▶ **Exercise requirements**
Going through the material below, please gather all lines with the word "name" in them.

▶ **Data for this exercise**
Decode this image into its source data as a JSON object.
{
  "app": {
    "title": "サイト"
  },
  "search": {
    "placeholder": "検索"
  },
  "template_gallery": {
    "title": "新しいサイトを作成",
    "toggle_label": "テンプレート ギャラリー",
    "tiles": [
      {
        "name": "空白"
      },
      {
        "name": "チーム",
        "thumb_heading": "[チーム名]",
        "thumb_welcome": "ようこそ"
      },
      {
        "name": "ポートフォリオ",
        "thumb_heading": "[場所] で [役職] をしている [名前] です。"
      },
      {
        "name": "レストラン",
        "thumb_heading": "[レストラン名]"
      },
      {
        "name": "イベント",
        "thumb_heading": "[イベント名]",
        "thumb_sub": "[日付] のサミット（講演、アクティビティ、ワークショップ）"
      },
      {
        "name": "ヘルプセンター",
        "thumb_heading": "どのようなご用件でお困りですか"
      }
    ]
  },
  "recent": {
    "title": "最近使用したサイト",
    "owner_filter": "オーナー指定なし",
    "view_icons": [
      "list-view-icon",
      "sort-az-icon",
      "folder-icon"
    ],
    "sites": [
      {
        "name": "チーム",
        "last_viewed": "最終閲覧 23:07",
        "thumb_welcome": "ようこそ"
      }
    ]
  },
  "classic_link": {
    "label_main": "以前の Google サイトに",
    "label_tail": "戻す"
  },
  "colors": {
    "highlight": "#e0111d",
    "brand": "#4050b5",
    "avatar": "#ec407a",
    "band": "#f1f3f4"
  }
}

▶ **Solution for this problem**
        "name": "空白"
        "name": "チーム",
        "name": "ポートフォリオ",
        "name": "レストラン",
        "name": "イベント",
        "name": "ヘルプセンター",
        "name": "チーム",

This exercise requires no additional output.